*Work request*. Could you restate all of the records below exactly, with the pictures left out?

*Entries provided*.
· · · ·

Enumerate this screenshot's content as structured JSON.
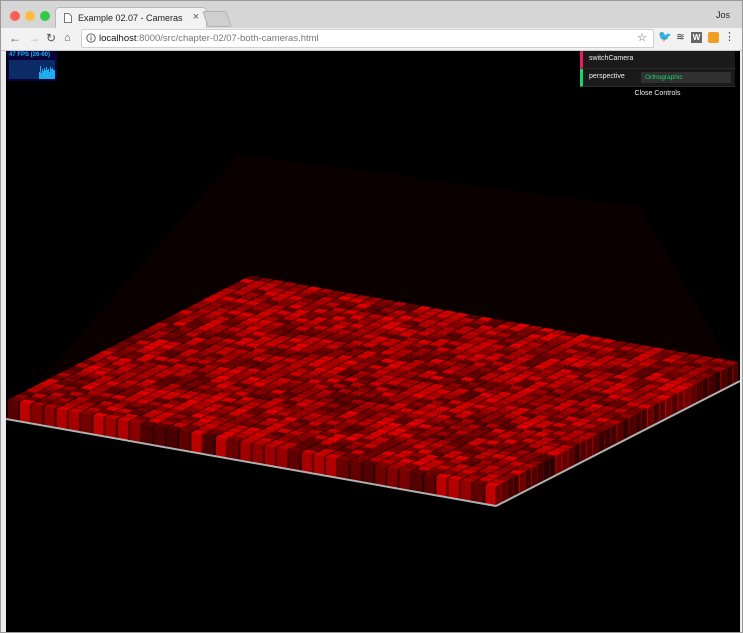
{
  "browser": {
    "tab_title": "Example 02.07 - Cameras",
    "tab_close": "×",
    "profile_name": "Jos",
    "url_host": "localhost",
    "url_path": ":8000/src/chapter-02/07-both-cameras.html"
  },
  "page": {
    "stats": {
      "fps_text": "47 FPS (26-60)"
    },
    "gui": {
      "switch_label": "switchCamera",
      "perspective_label": "perspective",
      "perspective_value": "Orthographic",
      "close_label": "Close Controls"
    },
    "scene": {
      "cube_color": "#c00000",
      "floor_color": "#b0b0b0",
      "background": "#000000"
    }
  }
}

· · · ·

*Completed task*.
Enumerate this screenshot's content as structured JSON.
{
  "browser": {
    "tab_title": "Example 02.07 - Cameras",
    "tab_close": "×",
    "profile_name": "Jos",
    "url_host": "localhost",
    "url_path": ":8000/src/chapter-02/07-both-cameras.html"
  },
  "page": {
    "stats": {
      "fps_text": "47 FPS (26-60)"
    },
    "gui": {
      "switch_label": "switchCamera",
      "perspective_label": "perspective",
      "perspective_value": "Orthographic",
      "close_label": "Close Controls"
    },
    "scene": {
      "cube_color": "#c00000",
      "floor_color": "#b0b0b0",
      "background": "#000000"
    }
  }
}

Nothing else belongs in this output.